##### Provided information
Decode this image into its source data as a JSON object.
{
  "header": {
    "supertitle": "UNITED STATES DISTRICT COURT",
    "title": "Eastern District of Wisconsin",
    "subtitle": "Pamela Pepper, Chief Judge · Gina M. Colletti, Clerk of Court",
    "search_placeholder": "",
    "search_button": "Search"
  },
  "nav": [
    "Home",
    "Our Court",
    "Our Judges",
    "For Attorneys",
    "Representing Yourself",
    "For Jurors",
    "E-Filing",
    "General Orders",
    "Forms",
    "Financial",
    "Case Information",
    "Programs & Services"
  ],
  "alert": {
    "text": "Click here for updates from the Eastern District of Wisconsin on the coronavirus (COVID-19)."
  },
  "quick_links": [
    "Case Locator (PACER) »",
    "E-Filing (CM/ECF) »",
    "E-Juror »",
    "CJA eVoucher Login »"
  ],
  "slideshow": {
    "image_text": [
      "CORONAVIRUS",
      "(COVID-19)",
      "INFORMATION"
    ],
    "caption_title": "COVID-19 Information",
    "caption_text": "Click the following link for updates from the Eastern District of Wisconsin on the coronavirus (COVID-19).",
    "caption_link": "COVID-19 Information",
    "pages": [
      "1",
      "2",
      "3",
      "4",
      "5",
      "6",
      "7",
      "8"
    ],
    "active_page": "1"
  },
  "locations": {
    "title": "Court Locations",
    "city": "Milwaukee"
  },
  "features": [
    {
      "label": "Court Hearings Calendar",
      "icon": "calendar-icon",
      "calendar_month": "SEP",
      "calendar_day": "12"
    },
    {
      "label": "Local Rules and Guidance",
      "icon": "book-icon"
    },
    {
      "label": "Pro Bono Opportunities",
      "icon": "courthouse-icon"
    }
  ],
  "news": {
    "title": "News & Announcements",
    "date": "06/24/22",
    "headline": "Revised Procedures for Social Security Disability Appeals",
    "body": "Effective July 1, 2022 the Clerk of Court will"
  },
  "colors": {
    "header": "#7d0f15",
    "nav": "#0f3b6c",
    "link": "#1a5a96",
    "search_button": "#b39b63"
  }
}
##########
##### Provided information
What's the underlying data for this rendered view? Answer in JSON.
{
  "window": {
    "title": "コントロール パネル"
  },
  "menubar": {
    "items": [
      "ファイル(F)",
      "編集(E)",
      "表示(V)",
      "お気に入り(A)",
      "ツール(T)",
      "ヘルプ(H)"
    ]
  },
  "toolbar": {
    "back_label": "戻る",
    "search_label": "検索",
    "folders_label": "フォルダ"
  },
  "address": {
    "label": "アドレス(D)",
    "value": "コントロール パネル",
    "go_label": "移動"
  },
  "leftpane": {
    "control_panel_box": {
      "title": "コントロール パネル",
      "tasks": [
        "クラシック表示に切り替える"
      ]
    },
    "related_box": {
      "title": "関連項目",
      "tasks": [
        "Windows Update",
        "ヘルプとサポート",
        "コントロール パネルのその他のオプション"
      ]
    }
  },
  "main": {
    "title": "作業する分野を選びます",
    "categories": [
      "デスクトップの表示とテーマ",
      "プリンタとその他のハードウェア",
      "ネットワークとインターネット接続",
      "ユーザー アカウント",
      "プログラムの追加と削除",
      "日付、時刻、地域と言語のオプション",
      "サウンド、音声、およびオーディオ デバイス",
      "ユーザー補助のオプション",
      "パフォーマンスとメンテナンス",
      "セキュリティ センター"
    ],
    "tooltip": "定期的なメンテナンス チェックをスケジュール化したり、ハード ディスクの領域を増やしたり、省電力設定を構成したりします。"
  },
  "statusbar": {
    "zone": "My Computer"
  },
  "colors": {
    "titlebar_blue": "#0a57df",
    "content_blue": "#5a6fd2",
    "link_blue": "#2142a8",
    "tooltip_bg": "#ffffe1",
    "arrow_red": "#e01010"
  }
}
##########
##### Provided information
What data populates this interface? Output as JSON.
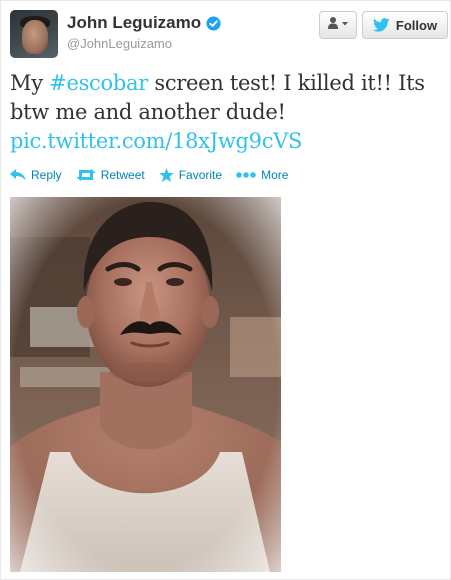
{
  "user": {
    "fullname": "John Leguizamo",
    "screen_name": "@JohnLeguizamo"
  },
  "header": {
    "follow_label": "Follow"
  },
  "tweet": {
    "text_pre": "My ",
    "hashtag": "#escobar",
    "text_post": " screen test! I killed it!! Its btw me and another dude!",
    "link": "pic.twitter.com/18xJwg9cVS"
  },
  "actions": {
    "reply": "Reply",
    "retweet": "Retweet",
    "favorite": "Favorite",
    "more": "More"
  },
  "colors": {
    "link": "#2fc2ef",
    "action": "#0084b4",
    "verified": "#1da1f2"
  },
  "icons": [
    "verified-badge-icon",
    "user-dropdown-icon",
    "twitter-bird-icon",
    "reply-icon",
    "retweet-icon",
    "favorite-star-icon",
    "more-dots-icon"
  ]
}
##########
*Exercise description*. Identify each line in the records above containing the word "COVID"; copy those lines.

*Exercise output*.
    "text": "Click here for updates from the Eastern District of Wisconsin on the coronavirus (COVID-19)."
      "(COVID-19)",
    "caption_title": "COVID-19 Information",
    "caption_text": "Click the following link for updates from the Eastern District of Wisconsin on the coronavirus (COVID-19).",
    "caption_link": "COVID-19 Information",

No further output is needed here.